"Comrade Stalin. Glad to be able to inform you that the highest point of the USSR, first discovered by us last year, and named after you, the beloved leader of the world proletariat, was reached on the 3rd September by our storming party. ... Our party sends you heartiest greetings. Gorbunov."
— Telegram sent from Osh, Kyrgyzstan by Nikolai Petrovich Gorbunov, Chief of the Executive of the Soviet of People's Commissars, 1933.
I duck my head as I step through the first bulkhead door and follow a short passage before clambering through an even smaller hatch. The entrance to the 80-year-old Gorbunov Meteorological Station was designed to keep out the harsh elements, not accommodate tall travelling ski mountaineers.
Inside to my left, a sad guitar lays on a stool, the rotting wood separating in several places. Posters of forgotten '80s action movies and classic bodybuilders adorn the walls, accompanied by Madonna in her prime. A pair of dried chicken feet is wedged above the entrance doorway, warding off thieves and other malevolent spirits. What I assume was once the common area features a wall map alongside pencilled portraits of ancient rulers from the Samanid dynasty. Mouldy mattresses and blankets are all that occupy the quarters.
Yet for all the strange relics, the eeriest thing in this domed steel structure is the silence. I try to imagine what sort of bustling scientific activity went on here in decades past, inside what is perhaps the most remote backcountry shelter in the world.
The Gorbunov Meteorological station sits on a rocky outcropping on the Fedchenko Glacier at 4,169 metres, a legacy of Soviet climate science in Tajikistan's Pamir Mountains. One of 80 meteorological stations (past and present) in the mountainous country, Gorbunov operated from its construction in 1935 all the way up to the early 1990s when the country plunged into a five-year civil war. The location is extremely hard to access by foot (impossible by land vehicle) and even helicopters struggle to lift in passengers and payloads at such high altitude.
Now a husk of its operational heyday, Gorbunov served as one of the most equipped meteorological stations in Central Asia during the 20th Century. It was a research and analysis centre that would receive daily data transmissions from dozens of portable self-recording weather stations, as evidenced by the rooms stacked to the rafters with disorganized logbooks.
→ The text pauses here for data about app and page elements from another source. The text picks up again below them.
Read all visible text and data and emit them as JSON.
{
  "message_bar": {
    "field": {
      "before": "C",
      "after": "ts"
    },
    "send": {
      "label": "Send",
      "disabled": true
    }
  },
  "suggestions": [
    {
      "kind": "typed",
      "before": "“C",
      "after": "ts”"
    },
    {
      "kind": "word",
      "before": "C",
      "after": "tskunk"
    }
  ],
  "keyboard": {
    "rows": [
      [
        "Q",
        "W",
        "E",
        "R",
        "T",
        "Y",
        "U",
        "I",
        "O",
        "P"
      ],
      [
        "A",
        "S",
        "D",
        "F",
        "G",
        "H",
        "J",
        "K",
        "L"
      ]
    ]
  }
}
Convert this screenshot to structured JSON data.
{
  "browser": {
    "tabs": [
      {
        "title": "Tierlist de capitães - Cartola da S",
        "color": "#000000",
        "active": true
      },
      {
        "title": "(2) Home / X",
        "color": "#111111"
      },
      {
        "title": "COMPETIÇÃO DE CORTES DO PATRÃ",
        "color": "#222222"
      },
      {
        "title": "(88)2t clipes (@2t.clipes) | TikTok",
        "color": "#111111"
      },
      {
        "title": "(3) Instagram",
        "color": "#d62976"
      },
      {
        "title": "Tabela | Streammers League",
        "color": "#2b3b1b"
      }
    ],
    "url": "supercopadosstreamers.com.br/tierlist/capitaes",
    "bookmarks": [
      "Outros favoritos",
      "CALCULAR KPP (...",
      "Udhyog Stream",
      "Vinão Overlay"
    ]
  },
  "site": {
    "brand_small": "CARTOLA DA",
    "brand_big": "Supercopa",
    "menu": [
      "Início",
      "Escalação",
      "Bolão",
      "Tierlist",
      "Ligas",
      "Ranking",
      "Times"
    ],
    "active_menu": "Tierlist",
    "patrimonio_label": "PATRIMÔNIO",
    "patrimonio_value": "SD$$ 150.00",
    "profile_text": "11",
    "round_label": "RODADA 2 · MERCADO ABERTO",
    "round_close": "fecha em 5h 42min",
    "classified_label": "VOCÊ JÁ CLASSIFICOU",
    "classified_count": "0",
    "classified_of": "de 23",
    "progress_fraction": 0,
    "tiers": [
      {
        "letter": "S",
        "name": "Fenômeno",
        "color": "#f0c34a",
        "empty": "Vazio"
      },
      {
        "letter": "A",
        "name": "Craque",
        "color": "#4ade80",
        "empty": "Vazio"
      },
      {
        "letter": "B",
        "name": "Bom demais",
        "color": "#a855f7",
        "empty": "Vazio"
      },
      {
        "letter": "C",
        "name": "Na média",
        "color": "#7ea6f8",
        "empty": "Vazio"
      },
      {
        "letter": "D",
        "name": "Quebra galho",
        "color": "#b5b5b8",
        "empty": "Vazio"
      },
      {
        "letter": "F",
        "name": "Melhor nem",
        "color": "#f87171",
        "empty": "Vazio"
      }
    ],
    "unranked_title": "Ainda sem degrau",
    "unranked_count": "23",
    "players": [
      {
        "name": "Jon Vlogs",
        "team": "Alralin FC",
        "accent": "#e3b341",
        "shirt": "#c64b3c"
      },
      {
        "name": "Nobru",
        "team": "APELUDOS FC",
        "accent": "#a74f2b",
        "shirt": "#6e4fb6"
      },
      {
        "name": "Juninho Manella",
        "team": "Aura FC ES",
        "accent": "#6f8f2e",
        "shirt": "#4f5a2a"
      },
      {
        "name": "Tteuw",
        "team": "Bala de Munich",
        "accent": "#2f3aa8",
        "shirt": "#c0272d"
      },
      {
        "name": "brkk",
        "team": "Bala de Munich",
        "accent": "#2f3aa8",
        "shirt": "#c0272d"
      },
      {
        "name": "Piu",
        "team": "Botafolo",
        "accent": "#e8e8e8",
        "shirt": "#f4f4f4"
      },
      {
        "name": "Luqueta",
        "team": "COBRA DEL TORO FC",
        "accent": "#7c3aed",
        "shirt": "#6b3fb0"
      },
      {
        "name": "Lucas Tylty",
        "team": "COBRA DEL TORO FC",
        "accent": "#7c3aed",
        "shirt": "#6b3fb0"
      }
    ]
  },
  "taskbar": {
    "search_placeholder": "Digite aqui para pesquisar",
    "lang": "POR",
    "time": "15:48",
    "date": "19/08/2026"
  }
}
The station's namesake also has rich, if not tragic, history. Nikolai Petrovich Gorbunov, Chief of the Executive of the Soviet of People's Commissars (at one time personal secretary and scientific adviser to Vladimir Lenin himself), lead multiple expeditions in the Western Pamirs between 1928 and 1932, including the first ascent of Pik Lenin. Alongside Soviet explorer and Bolshevik revolutionary Nikolai Krylenko, Gorbunov helped map much of the Pamir region and identify the highest peak in the Union of Soviet Socialist Republics (USSR), Pik Stalin (7,495m, later renamed Pik Communism in 1962 then Ismoil Somoni Peak in 1998). Gorbunov mounted a large expedition in 1933 to climb Pik Stalin and install two portable weather stations as high on the slopes as possible, claiming the trip "was not just a climb, [or] a matter of sport, but a scientific expedition." Two party members died on that ascent, another narrowly escaping death in a fall, but losing a hand, which was crushed in a rockfall. Determined to fulfill his mission for his Motherland, Gorbunov ignored his party's objections and made the push for the summit despite being the oldest member at 41 years old. It was Soviet alpinist Yevgeniy Abalakov who first stood on the summit of Pik Stalin, with records unclear if the older Gorbunov actually made it to the summit at all.
Regardless, Gorbunov returned with the story that he did, and later went on to assume several prestigious positions within Soviet Academy of Science, only to be later arrested, incarcerated and executed for espionage as part of Stalin's Great Purge in the late 1930s.
The Gorbunov Meteorological station has now been abandoned for over 20 years, but evidence of visiting mountaineers can be found peppered among the volumes of scientific journals, cannibalized instruments and battered kitchen utensils. Among the tomes of Cyrillic text, the only pieces of English literature we could read were aged travel brochures offering guided mountaineering trips to the nearby peaks. An emergency food cache—tins of meat long-expired—hang from the roof should any forsaken travellers stumble in from the cold.
After a half hour of strolling through this remote and dusty museum, I exit and join my party to make camp at the edge of the Fedchenko. Overlooking the station and the largest non-polar glacier in the world, I give a silent salute to Gorbunov. He risked his life many times in these mountains, putting science and the prosperity of his country above his own ambitions. Few mountaineers would do so today.
Vince Shuley' is celebrating five years since he returned from the fabled Fedchenko Glacier. For questions, comments or suggestions for The Outsider email email@example.com or Instagram @whis_vince.